When you add the $300 material cost, your total true task cost is $1,300. In which case, instead of earning a profit, you would incur a loss.
Properly applying mathematics to your business numbers is as important to your business’ health as measuring the pipe's length twice before cutting the pipe is to perform a task.
Addressing consumer questions
I don’t know anyone who likes to be told untruths. Misinformation is the foundation for a lack of trust. If consumers don’t trust you, they will have difficulty with any price you quote to them. When that happens, you will have difficulty closing the deal.
Understand that consumers prefer honest, intelligent, precise and rapid answers to their questions so they can decide whether they want your business to perform a service for them.
The following example is an excerpt from my book, “Solutions Management Theories and Methods for the Contracting Business:”
“A consumer asks, ‘How much do you charge per hour?’
“By not charging by the hour and implementing contract pricing protocols, your honest, intelligent, precise and rapid response could be:
“‘We do not charge by the hour. We charge by the job. Think about it, (caller's name); you don't want to pay by the hour. You want to know the cost of the job before you authorize the work to be done.

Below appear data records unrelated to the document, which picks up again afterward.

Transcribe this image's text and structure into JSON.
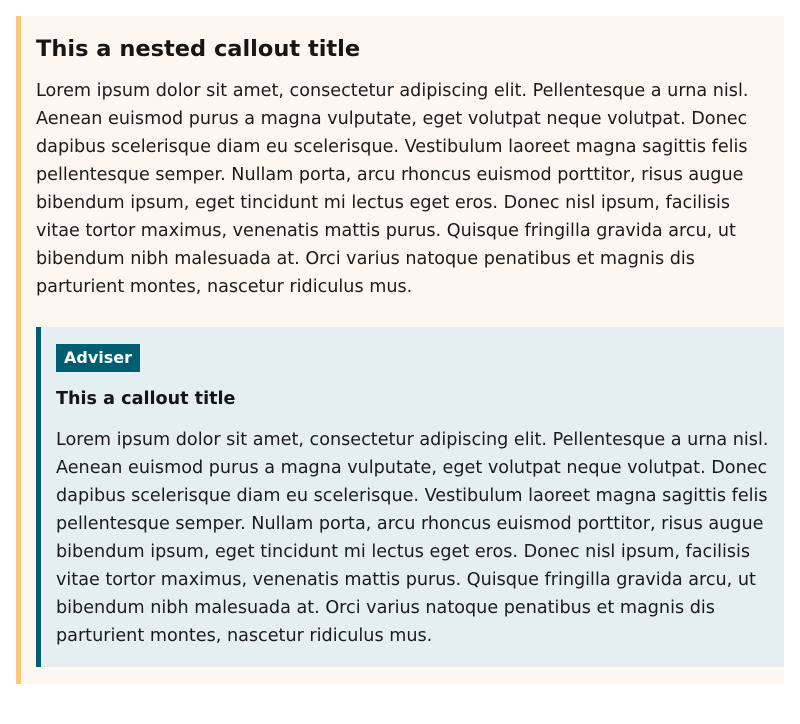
{
  "outer_callout": {
    "title": "This a nested callout title",
    "body": "Lorem ipsum dolor sit amet, consectetur adipiscing elit. Pellentesque a urna nisl. Aenean euismod purus a magna vulputate, eget volutpat neque volutpat. Donec dapibus scelerisque diam eu scelerisque. Vestibulum laoreet magna sagittis felis pellentesque semper. Nullam porta, arcu rhoncus euismod porttitor, risus augue bibendum ipsum, eget tincidunt mi lectus eget eros. Donec nisl ipsum, facilisis vitae tortor maximus, venenatis mattis purus. Quisque fringilla gravida arcu, ut bibendum nibh malesuada at. Orci varius natoque penatibus et magnis dis parturient montes, nascetur ridiculus mus.",
    "accent_color": "#f9c77a",
    "background_color": "#fef6f0"
  },
  "inner_callout": {
    "badge": "Adviser",
    "title": "This a callout title",
    "body": "Lorem ipsum dolor sit amet, consectetur adipiscing elit. Pellentesque a urna nisl. Aenean euismod purus a magna vulputate, eget volutpat neque volutpat. Donec dapibus scelerisque diam eu scelerisque. Vestibulum laoreet magna sagittis felis pellentesque semper. Nullam porta, arcu rhoncus euismod porttitor, risus augue bibendum ipsum, eget tincidunt mi lectus eget eros. Donec nisl ipsum, facilisis vitae tortor maximus, venenatis mattis purus. Quisque fringilla gravida arcu, ut bibendum nibh malesuada at. Orci varius natoque penatibus et magnis dis parturient montes, nascetur ridiculus mus.",
    "accent_color": "#005e72",
    "background_color": "#e5eef1"
  }
}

“‘When you pay by the hour, you don't know the cost until after the job is finished. If the person performing the work is slow or unfamiliar with the task you need performed, you, (caller's name), will be paying for that slowness, inefficiency or lack of ability.
“‘If you pay someone by the hour, (caller's name), it would be in that person's interest to stretch the job as long as he/she could. This would cost you more money.’
“Using a contractor who charges by the hour is like ordering a meal from a menu with no prices. When it comes time to pay, they both may be hard to swallow.”
With an answer like that, consumers with a modicum of intelligence will know you are an upfront, elegant and intelligent businessperson. They will understand that knowing the price beforehand is wiser than getting sticker shock after the job is done.
Striving for ‘Star Techs’
A “Star Tech” is a technician who possesses certain assets and strives to be the best. If you want “good help," you must know what to look for before hiring anyone.
There are seven top assets a candidate for employment must possess. People either have them or they don't. Star Techs must have them all: integrity, loyalty, aptitude for the position for which they are being considered, great mental attitude, self-motivation, excellence in performance, and the intent to follow legitimate orders. There are many more than those seven needed, but they can be taught.
Once you have ascertained that the candidate for employment possesses those assets, you must decide whether or not to give probationary employment for a short term (one to six months) to see how things work out.
This means you must objectively evaluate the probationary employee’s performance. And if you keep the person on staff, you must continue to evaluate performance throughout the employee’s time at your company. Performance evaluation requires a list of issues you must critique without prejudice.
Retaining great employees requires you to make them feel comfortable in their employment and content in their compensation. If they feel comfortable but under-compensated, or feel contently compensated but underappreciated, you are asking for problems and may not be able to retain them in your employment.
Appreciation is easy to show; put on a smile and give a pat on the back. Content compensation is more complex to deliver. I believe a bonus or commission incentive program based on employee performance and doable goals can enhance compensation above salaries and keep your staff content.
By rewarding techs who perform in a superlative manner, you are giving other techs a model to emulate.
If you have any questions regarding the information contained herein or need help in solving any business problems, please give me a call.